ItsOn is both a taunt to the wireless industry and a new brand to take note of.
The company has created cloud-based software that enables mobile service providers to extend some fascinating new features to subscribers. But while it's working to strike deals with major carriers in the United States and abroad, it's gone ahead and launched its own mobile service, Zact, which runs on the Sprint network.
The premise of Zact is that its plans are completely customizable and at any time. With a Zact app, a user can go in and dial up how many minutes she'd like—if she sees she's nearing her limit—or dial back the amount of data she originally said she wanted, if she sees she's not going to use most of it.
The dialing back doesn't matter too much, though—if at the end of the month Zact sees you signed up for a bigger plan than you needed, it automatically adjusts it for you and the dollar difference is credited to your account.
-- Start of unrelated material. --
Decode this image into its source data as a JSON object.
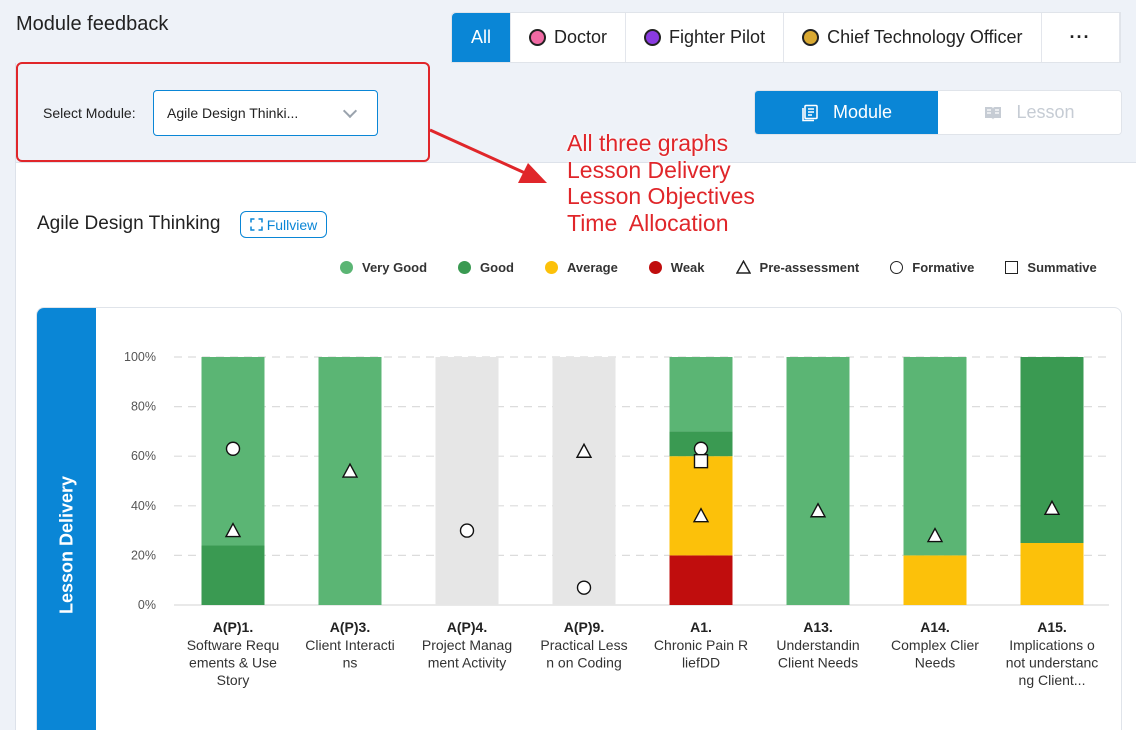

These aren't rollover minutes; these are dollars—if you say you want $10 worth of minutes but wind up using $5 worth, you have a $5 credit going into the next month.
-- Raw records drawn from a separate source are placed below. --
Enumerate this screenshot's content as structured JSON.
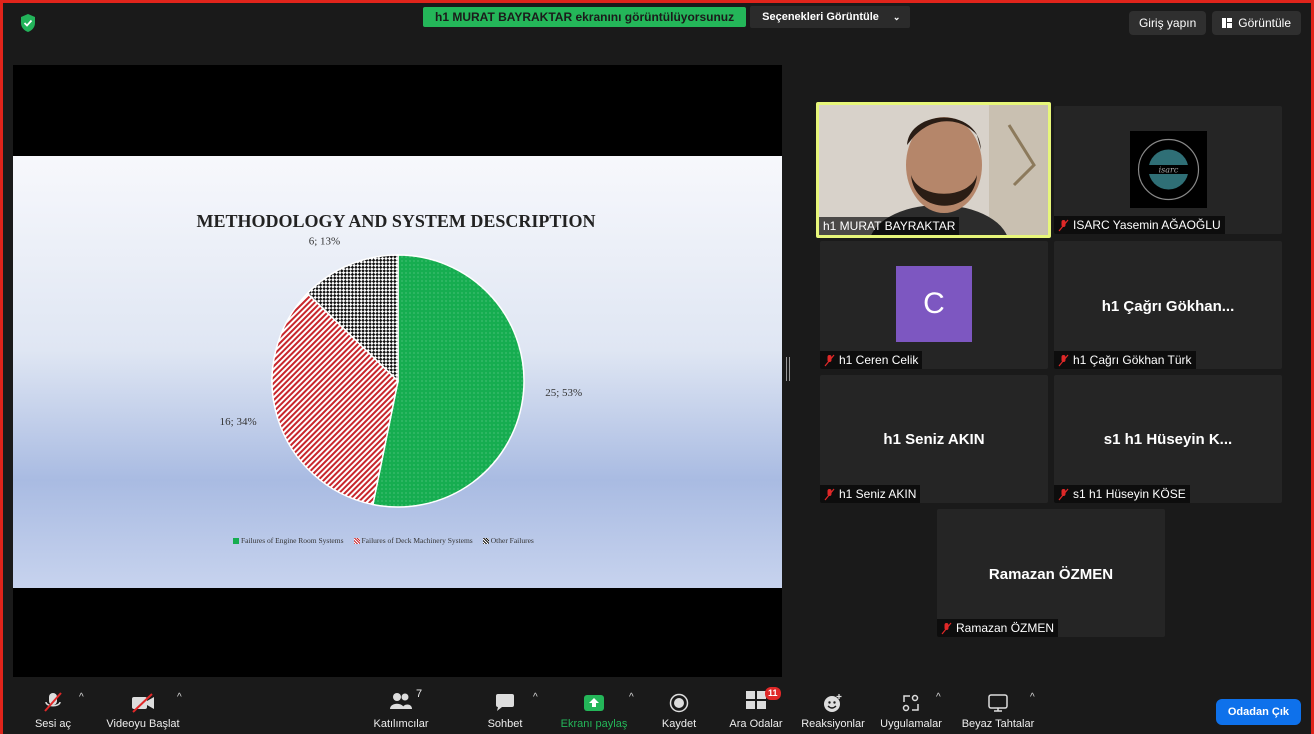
{
  "top_bar": {
    "share_message": "h1 MURAT BAYRAKTAR ekranını görüntülüyorsunuz",
    "view_options_label": "Seçenekleri Görüntüle",
    "sign_in_label": "Giriş yapın",
    "view_label": "Görüntüle"
  },
  "slide": {
    "title": "METHODOLOGY AND SYSTEM DESCRIPTION",
    "legend": [
      "Failures of Engine Room Systems",
      "Failures of Deck Machinery Systems",
      "Other Failures"
    ]
  },
  "chart_data": {
    "type": "pie",
    "title": "METHODOLOGY AND SYSTEM DESCRIPTION",
    "categories": [
      "Failures of Engine Room Systems",
      "Failures of Deck Machinery Systems",
      "Other Failures"
    ],
    "values": [
      25,
      16,
      6
    ],
    "percentages": [
      53,
      34,
      13
    ],
    "data_labels": [
      "25; 53%",
      "16; 34%",
      "6; 13%"
    ],
    "colors": [
      "#16ad50",
      "#c8262c",
      "#111111"
    ],
    "legend_position": "bottom"
  },
  "participants": [
    {
      "id": "murat",
      "name": "h1 MURAT BAYRAKTAR",
      "muted": false,
      "active_speaker": true,
      "video": true
    },
    {
      "id": "isarc",
      "name": "ISARC Yasemin AĞAOĞLU",
      "muted": true,
      "logo": "isarc"
    },
    {
      "id": "ceren",
      "name": "h1 Ceren Celik",
      "muted": true,
      "avatar_letter": "C",
      "avatar_color": "#7d57c1"
    },
    {
      "id": "cagri",
      "name": "h1 Çağrı Gökhan Türk",
      "muted": true,
      "display_name": "h1 Çağrı Gökhan..."
    },
    {
      "id": "seniz",
      "name": "h1 Seniz AKIN",
      "muted": true,
      "display_name": "h1 Seniz AKIN"
    },
    {
      "id": "huseyin",
      "name": "s1 h1 Hüseyin KÖSE",
      "muted": true,
      "display_name": "s1 h1 Hüseyin K..."
    },
    {
      "id": "ramazan",
      "name": "Ramazan ÖZMEN",
      "muted": true,
      "display_name": "Ramazan ÖZMEN"
    }
  ],
  "toolbar": {
    "unmute": "Sesi aç",
    "start_video": "Videoyu Başlat",
    "participants": "Katılımcılar",
    "participants_count": "7",
    "chat": "Sohbet",
    "share_screen": "Ekranı paylaş",
    "record": "Kaydet",
    "breakout": "Ara Odalar",
    "breakout_count": "11",
    "reactions": "Reaksiyonlar",
    "apps": "Uygulamalar",
    "whiteboards": "Beyaz Tahtalar",
    "leave": "Odadan Çık"
  },
  "colors": {
    "accent_green": "#24b659",
    "leave_blue": "#0e71eb",
    "frame_red": "#e0241b",
    "speaker_border": "#e7f67a"
  }
}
The Zact app also has a dashboard that's key to the service's other benefits.
First, though, it's important to note that to use Zact you have to buy a phone with Zact software already installed on it (more on that later), but you don't need your own plan. A family of four could buy four phones but all share from one plan. Or a small business owner could buy 50 phones, one for each of his drivers, say, and control everything about those phones' service options from his own Zact phone.
For example, the business owner could choose a plan with 600 texts and allow each of his drivers a limit of 100 texts a months, as well as X number of minutes and maybe 2 or 10 or zero gigs of data.
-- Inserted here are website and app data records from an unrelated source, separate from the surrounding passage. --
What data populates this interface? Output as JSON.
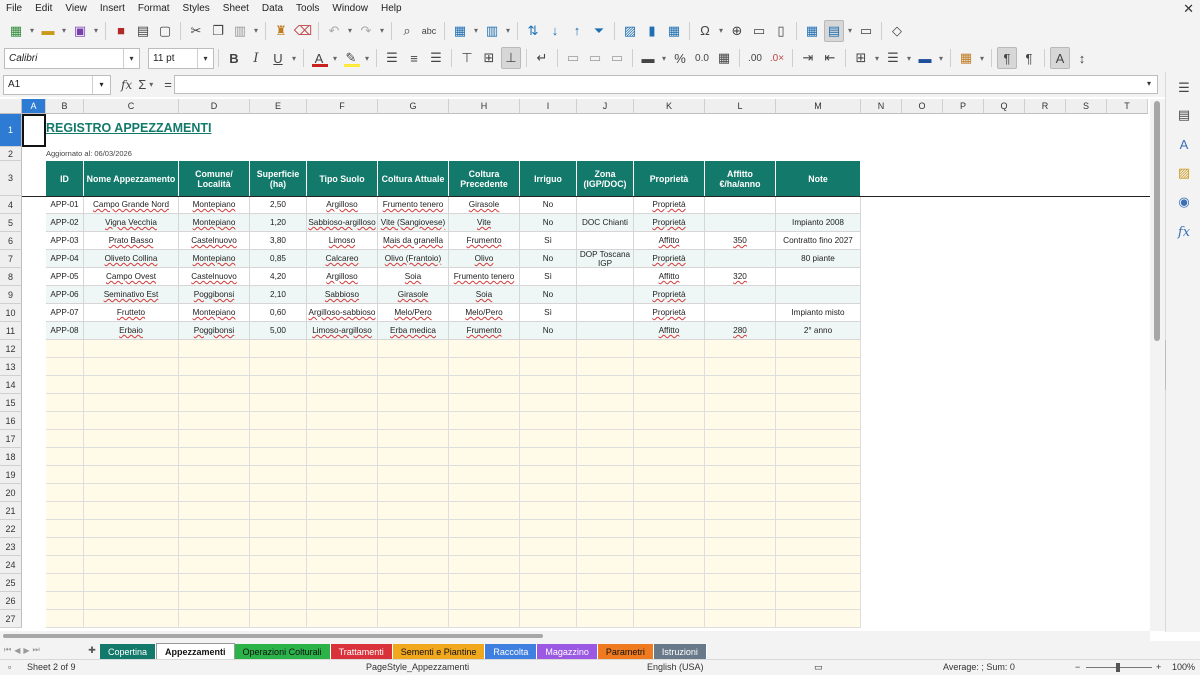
{
  "menu": [
    "File",
    "Edit",
    "View",
    "Insert",
    "Format",
    "Styles",
    "Sheet",
    "Data",
    "Tools",
    "Window",
    "Help"
  ],
  "close_glyph": "✕",
  "toolbar2": {
    "font_name": "Calibri",
    "font_size": "11 pt"
  },
  "formula_bar": {
    "cell_ref": "A1",
    "fx": "fx",
    "sigma": "Σ",
    "equals": "="
  },
  "columns": [
    "A",
    "B",
    "C",
    "D",
    "E",
    "F",
    "G",
    "H",
    "I",
    "J",
    "K",
    "L",
    "M",
    "N",
    "O",
    "P",
    "Q",
    "R",
    "S",
    "T"
  ],
  "rows": [
    "1",
    "2",
    "3",
    "4",
    "5",
    "6",
    "7",
    "8",
    "9",
    "10",
    "11",
    "12",
    "13",
    "14",
    "15",
    "16",
    "17",
    "18",
    "19",
    "20",
    "21",
    "22",
    "23",
    "24",
    "25",
    "26",
    "27"
  ],
  "sheet": {
    "title": "REGISTRO APPEZZAMENTI",
    "subtitle": "Aggiornato al: 06/03/2026",
    "headers": [
      "ID",
      "Nome Appezzamento",
      "Comune/\nLocalità",
      "Superficie\n(ha)",
      "Tipo Suolo",
      "Coltura Attuale",
      "Coltura\nPrecedente",
      "Irriguo",
      "Zona\n(IGP/DOC)",
      "Proprietà",
      "Affitto\n€/ha/anno",
      "Note"
    ],
    "data": [
      [
        "APP-01",
        "Campo Grande Nord",
        "Montepiano",
        "2,50",
        "Argilloso",
        "Frumento tenero",
        "Girasole",
        "No",
        "",
        "Proprietà",
        "",
        ""
      ],
      [
        "APP-02",
        "Vigna Vecchia",
        "Montepiano",
        "1,20",
        "Sabbioso-argilloso",
        "Vite (Sangiovese)",
        "Vite",
        "No",
        "DOC Chianti",
        "Proprietà",
        "",
        "Impianto 2008"
      ],
      [
        "APP-03",
        "Prato Basso",
        "Castelnuovo",
        "3,80",
        "Limoso",
        "Mais da granella",
        "Frumento",
        "Sì",
        "",
        "Affitto",
        "350",
        "Contratto fino 2027"
      ],
      [
        "APP-04",
        "Oliveto Collina",
        "Montepiano",
        "0,85",
        "Calcareo",
        "Olivo (Frantoio)",
        "Olivo",
        "No",
        "DOP Toscana\nIGP",
        "Proprietà",
        "",
        "80 piante"
      ],
      [
        "APP-05",
        "Campo Ovest",
        "Castelnuovo",
        "4,20",
        "Argilloso",
        "Soia",
        "Frumento tenero",
        "Sì",
        "",
        "Affitto",
        "320",
        ""
      ],
      [
        "APP-06",
        "Seminativo Est",
        "Poggibonsi",
        "2,10",
        "Sabbioso",
        "Girasole",
        "Soia",
        "No",
        "",
        "Proprietà",
        "",
        ""
      ],
      [
        "APP-07",
        "Frutteto",
        "Montepiano",
        "0,60",
        "Argilloso-sabbioso",
        "Melo/Pero",
        "Melo/Pero",
        "Sì",
        "",
        "Proprietà",
        "",
        "Impianto misto"
      ],
      [
        "APP-08",
        "Erbaio",
        "Poggibonsi",
        "5,00",
        "Limoso-argilloso",
        "Erba medica",
        "Frumento",
        "No",
        "",
        "Affitto",
        "280",
        "2° anno"
      ]
    ]
  },
  "tabs": [
    {
      "label": "Copertina",
      "color": "#137a6b",
      "text": "#ffffff"
    },
    {
      "label": "Appezzamenti",
      "color": "#ffffff",
      "text": "#111111"
    },
    {
      "label": "Operazioni Colturali",
      "color": "#2bb34a",
      "text": "#111111"
    },
    {
      "label": "Trattamenti",
      "color": "#d9323a",
      "text": "#ffffff"
    },
    {
      "label": "Sementi e Piantine",
      "color": "#f2a81d",
      "text": "#111111"
    },
    {
      "label": "Raccolta",
      "color": "#3f7fe0",
      "text": "#ffffff"
    },
    {
      "label": "Magazzino",
      "color": "#9b58e3",
      "text": "#ffffff"
    },
    {
      "label": "Parametri",
      "color": "#ef7a1f",
      "text": "#111111"
    },
    {
      "label": "Istruzioni",
      "color": "#687a8a",
      "text": "#ffffff"
    }
  ],
  "status": {
    "sheet": "Sheet 2 of 9",
    "page_style": "PageStyle_Appezzamenti",
    "language": "English (USA)",
    "summary": "Average: ; Sum: 0",
    "zoom_minus": "−",
    "zoom_plus": "+",
    "zoom": "100%"
  },
  "colors": {
    "header_bg": "#137a6b",
    "empty_fill": "#fffbe8",
    "selection": "#2d7bd3"
  }
}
The mom in the example family can likewise portion out minutes and text and data, as well remotely control the other devices, dictating, for instance, the hours when calls can be sent from her teenager's phone—maybe not between 9 a.m. and 3 p.m. on weekdays, say, though her phone and her husband's phone, as well as 911, would be exceptions to that rule. She can also choose which apps her kids' devices can access, and when.
Only the "administrator," the mom, in this case, has the ability to set controls and to decide who else can be an administrator.
Greg Raleigh, founder and CEO of ItsOn, said the company went through four beta trials, collecting user feedback, incorporating it into the product and then trialing it all over again over the course of two years.
"We think that what we have now is exactly what people really want," Raleigh told eWEEK
during a briefing last week.
"You can buy apps, or voice or email apps—and whichever email app you want to use. On Zact it costs $2.49 a month for all-you-can-eat mobile email. You create the plan that's perfect for you," said Raleigh.